  • Off-site tissue banks are approved on a per protocol basis.
  • Exception: National Cancer Institute (NCI)-sponsored cooperative tissue banks listed on the next slide. As a result of a letter of understanding with the NCI, these banks are designated as VA-approved if they are used for one of their protocols (for example, the SWOG-supported tissue bank can be used for SWOG protocols without ORD approval).
va approved nci tissue banks
VA-Approved NCI Tissue Banks
  • Clinical Trials Cooperative Groups Tissue Resources
    • American College of Surgeons Oncology Group (ACOSOG)
    • Cancer and Leukemia Group B (CALGB)
    • Eastern Cooperative Oncology Group (ECOG)
    • Gynecologic Oncology Group (GOG)
    • North Central Cancer Treatment Group (NCCTG)
    • National Surgical Adjuvant Breast and Bowel Project (NSABP)
    • Radiation Therapy Oncology Group (RTOG)
    • Southwest Oncology Group (SWOG)
    • National Cancer Institute of Canada Clinical Trials Group(NCIC CTG)
  • Cooperative Breast Cancer Tissue Resource
  • Cooperative Human Tissue Network
  • Gynecologic Oncology Group Tissue Network
  • Cancer Prevention Network
banked specimens1
Banked Specimens
  • Specimens may not be banked at a non-academic, for-profit institution
  • Specimens must be labeled with a code that does not contain any of the 18 HIPAA identifiers.
  • The key to the code must be maintained at the VA unless there is a compelling reason otherwise.
data related to banked specimens

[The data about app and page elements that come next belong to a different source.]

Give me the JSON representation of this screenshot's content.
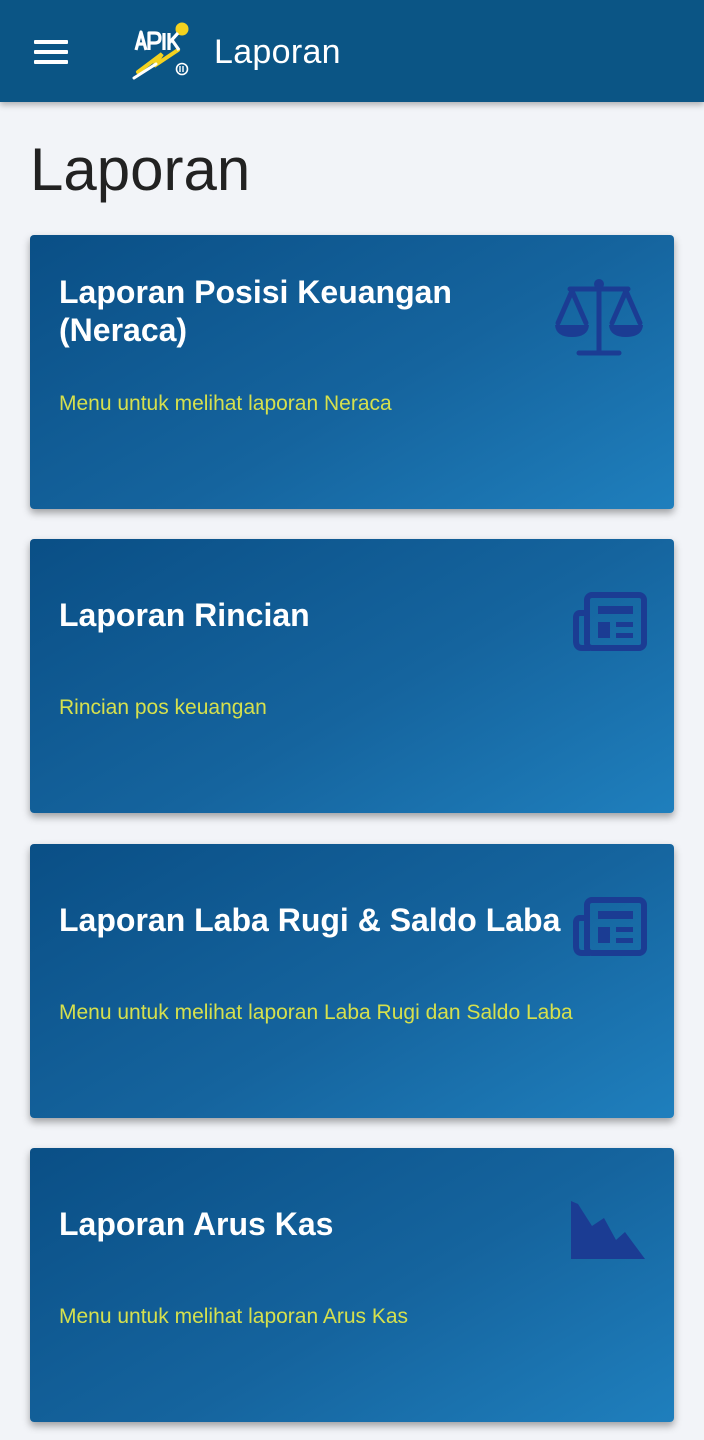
{
  "appbar": {
    "title": "Laporan",
    "logo_text": "APIK",
    "menu_icon": "hamburger-menu-icon"
  },
  "page": {
    "title": "Laporan"
  },
  "cards": [
    {
      "title": "Laporan Posisi Keuangan (Neraca)",
      "description": "Menu untuk melihat laporan Neraca",
      "icon": "balance-scale-icon"
    },
    {
      "title": "Laporan Rincian",
      "description": "Rincian pos keuangan",
      "icon": "newspaper-icon"
    },
    {
      "title": "Laporan Laba Rugi & Saldo Laba",
      "description": "Menu untuk melihat laporan Laba Rugi dan Saldo Laba",
      "icon": "newspaper-icon"
    },
    {
      "title": "Laporan Arus Kas",
      "description": "Menu untuk melihat laporan Arus Kas",
      "icon": "area-chart-icon"
    }
  ],
  "colors": {
    "appbar": "#0b5585",
    "card_gradient_start": "#0a4f86",
    "card_gradient_end": "#1f7fbd",
    "card_title": "#ffffff",
    "card_description": "#d6e04d",
    "card_icon": "#1b3c93",
    "page_background": "#f2f4f8"
  }
}
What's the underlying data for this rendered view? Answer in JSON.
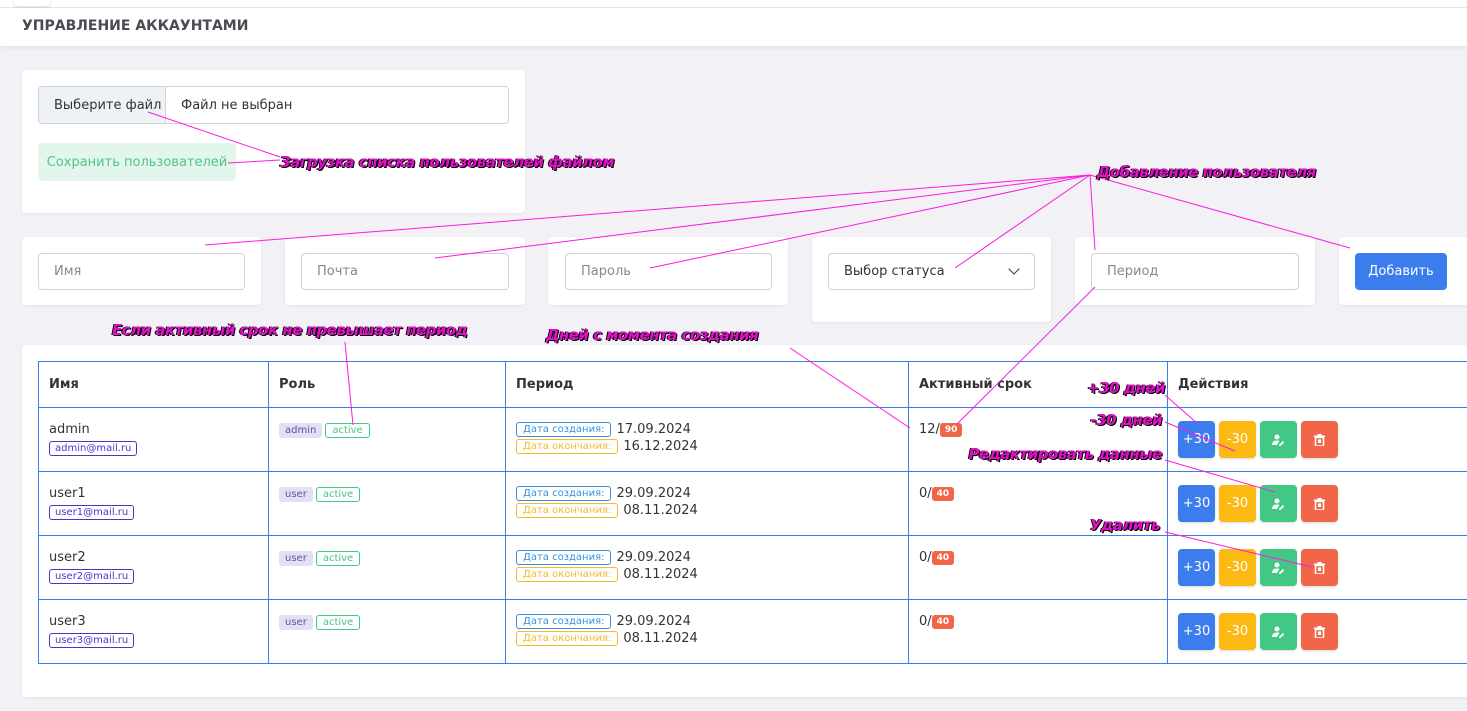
{
  "header": {
    "title": "УПРАВЛЕНИЕ АККАУНТАМИ"
  },
  "upload": {
    "choose_file": "Выберите файл",
    "no_file": "Файл не выбран",
    "save_users": "Сохранить пользователей"
  },
  "add_form": {
    "name_placeholder": "Имя",
    "email_placeholder": "Почта",
    "password_placeholder": "Пароль",
    "status_select": "Выбор статуса",
    "period_placeholder": "Период",
    "add_button": "Добавить"
  },
  "table": {
    "headers": [
      "Имя",
      "Роль",
      "Период",
      "Активный срок",
      "Действия"
    ],
    "created_label": "Дата создания:",
    "end_label": "Дата окончания:",
    "action_plus": "+30",
    "action_minus": "-30",
    "rows": [
      {
        "name": "admin",
        "email": "admin@mail.ru",
        "role": "admin",
        "status": "active",
        "created": "17.09.2024",
        "ends": "16.12.2024",
        "active_days": "12/",
        "period": "90"
      },
      {
        "name": "user1",
        "email": "user1@mail.ru",
        "role": "user",
        "status": "active",
        "created": "29.09.2024",
        "ends": "08.11.2024",
        "active_days": "0/",
        "period": "40"
      },
      {
        "name": "user2",
        "email": "user2@mail.ru",
        "role": "user",
        "status": "active",
        "created": "29.09.2024",
        "ends": "08.11.2024",
        "active_days": "0/",
        "period": "40"
      },
      {
        "name": "user3",
        "email": "user3@mail.ru",
        "role": "user",
        "status": "active",
        "created": "29.09.2024",
        "ends": "08.11.2024",
        "active_days": "0/",
        "period": "40"
      }
    ]
  },
  "annotations": {
    "file_upload": "Загрузка списка пользователей файлом",
    "add_user": "Добавление пользователя",
    "if_active": "Если активный срок не превышает период",
    "days_since": "Дней с момента создания",
    "plus30": "+30 дней",
    "minus30": "-30 дней",
    "edit": "Редактировать данные",
    "delete": "Удалить"
  },
  "colors": {
    "primary": "#3b7ded",
    "success": "#43c784",
    "warning": "#fdb913",
    "danger": "#f06648",
    "annotation": "#e010c8"
  }
}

Data Related to Banked Specimens
  • If data linked to the sample leaves the VA, then it must be de-identified or stored in a database that is encrypted according to FIPS 140-2 standards.
  • See VA Handbook 6500 “Information Security.”
non banked specimens stored at non academic for profit sites
Non-Banked Specimens Stored at Non-Academic For-Profit Sites
  • If the specimens are held for >3 months, then a waiver must be obtained from ORD.
  • Only analyses/tests listed in the protocol and informed consent may be performed.
  • The code must be maintained at the VAMC.
  • All specimens and associated data must be de-identified.
  • DNA and RNA may not be analyzed.
  • The company must inform the PI in writing when samples are destroyed.
non banked specimens stored at non academic for profit sites cont d
Non-Banked Specimens Stored at Non-Academic For-Profit Sites (cont’d)
  • HIPAA authorization must expire.
  • Case reports may not contain initials if they leave VA.
  • Specimens must be destroyed upon request of the subject.
  • Before company personnel may view files at the VA, they must complete VA security and privacy training.
  • Specimens must be destroyed within 1 year of the study completion date.
multi site trials
Multi-Site Trials
  • If several VAMCs are planning to participate in the same clinical trial, then only one of the VA sites needs to apply for a waiver.
  • A list of multi-site clinical trials in which more than one VAMC is participating is posted on the VA R&D web site. (http://www.research.va.gov/programs/tissue_banking)
informed consent
Informed Consent
  • Several elements must be included in an informed consent when the protocol involves banking–either on-site or off-site– of human biological specimens.
  • The elements are important for transparency to the subject.
  • The list of elements is posted on the VA R&D web site, and some are given on the next slide.
informed consent cont d
Informed Consent (cont’d)
  • Some informed consent elements
    • Types of samples stored and length of time to be stored
    • Name and location of tissue bank
    • Types of future studies
    • Subject may withdraw from the study and request that his/her samples be destroyed
    • If the specimen will be shared with other researchers for approved research protocols
informed consent cont d1
Informed Consent (cont’d)
  • The informed consent does not need to narrowly specify the future uses of the banked specimens.
  • But if it is not specific, in the consent form or during the consent process, the PI should explain what such phrases as “related diseases” or “unspecified research” means for the use of the sample and the impact on the subject.